**What is needed:** Lines with "status": pull these out of the listing below.

**Excerpted records:**

- Opening Delimiter -

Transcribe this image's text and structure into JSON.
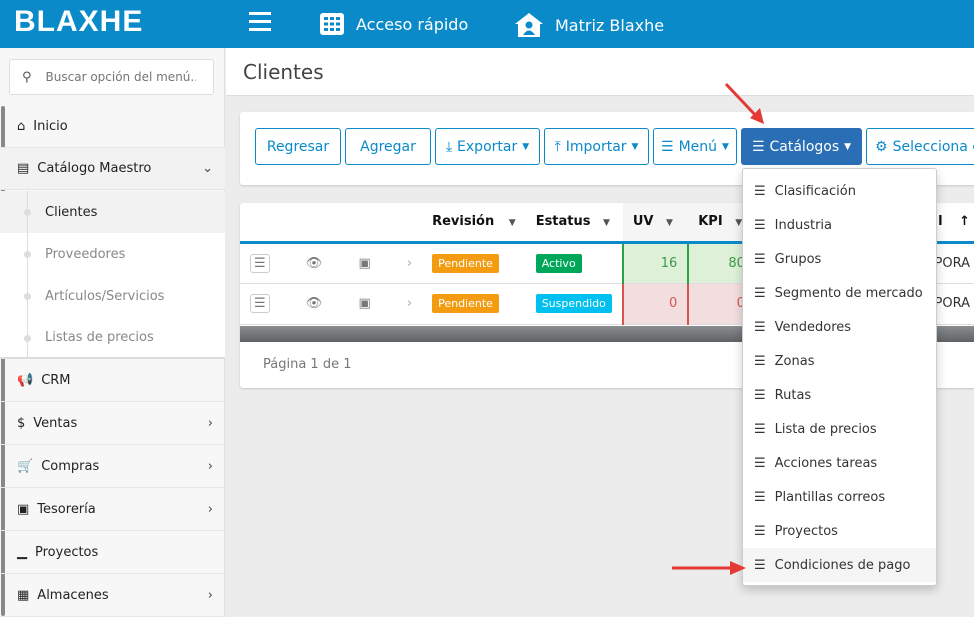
{
  "header": {
    "logo": "BLAXHE",
    "quick_access": "Acceso rápido",
    "branch": "Matriz Blaxhe"
  },
  "sidebar": {
    "search_placeholder": "Buscar opción del menú...",
    "items": [
      {
        "label": "Inicio",
        "icon": "home-icon"
      },
      {
        "label": "Catálogo Maestro",
        "icon": "clipboard-icon"
      }
    ],
    "subitems": [
      "Clientes",
      "Proveedores",
      "Artículos/Servicios",
      "Listas de precios"
    ],
    "more": [
      {
        "label": "CRM",
        "icon": "megaphone-icon"
      },
      {
        "label": "Ventas",
        "icon": "dollar-icon"
      },
      {
        "label": "Compras",
        "icon": "cart-icon"
      },
      {
        "label": "Tesorería",
        "icon": "money-icon"
      },
      {
        "label": "Proyectos",
        "icon": "chart-icon"
      },
      {
        "label": "Almacenes",
        "icon": "warehouse-icon"
      }
    ]
  },
  "page": {
    "title": "Clientes"
  },
  "toolbar": {
    "back": "Regresar",
    "add": "Agregar",
    "export": "Exportar",
    "import": "Importar",
    "menu": "Menú",
    "catalogs": "Catálogos",
    "select": "Selecciona co"
  },
  "table": {
    "headers": {
      "revision": "Revisión",
      "status": "Estatus",
      "uv": "UV",
      "kpi": "KPI",
      "extra": "l"
    },
    "rows": [
      {
        "revision": "Pendiente",
        "status": "Activo",
        "uv": "16",
        "kpi": "80",
        "extra": "RPORA"
      },
      {
        "revision": "Pendiente",
        "status": "Suspendido",
        "uv": "0",
        "kpi": "0",
        "extra": "RPORA"
      }
    ],
    "footer": "Página 1 de 1"
  },
  "colors": {
    "primary": "#0a8ac9",
    "pending": "#f39c12",
    "active": "#00a65a",
    "suspended": "#00c0ef"
  },
  "catalog_menu": [
    "Clasificación",
    "Industria",
    "Grupos",
    "Segmento de mercado",
    "Vendedores",
    "Zonas",
    "Rutas",
    "Lista de precios",
    "Acciones tareas",
    "Plantillas correos",
    "Proyectos",
    "Condiciones de pago"
  ]
}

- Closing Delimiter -

**Exercise response:**
      "status": "Estatus",
        "status": "Activo",
        "status": "Suspendido",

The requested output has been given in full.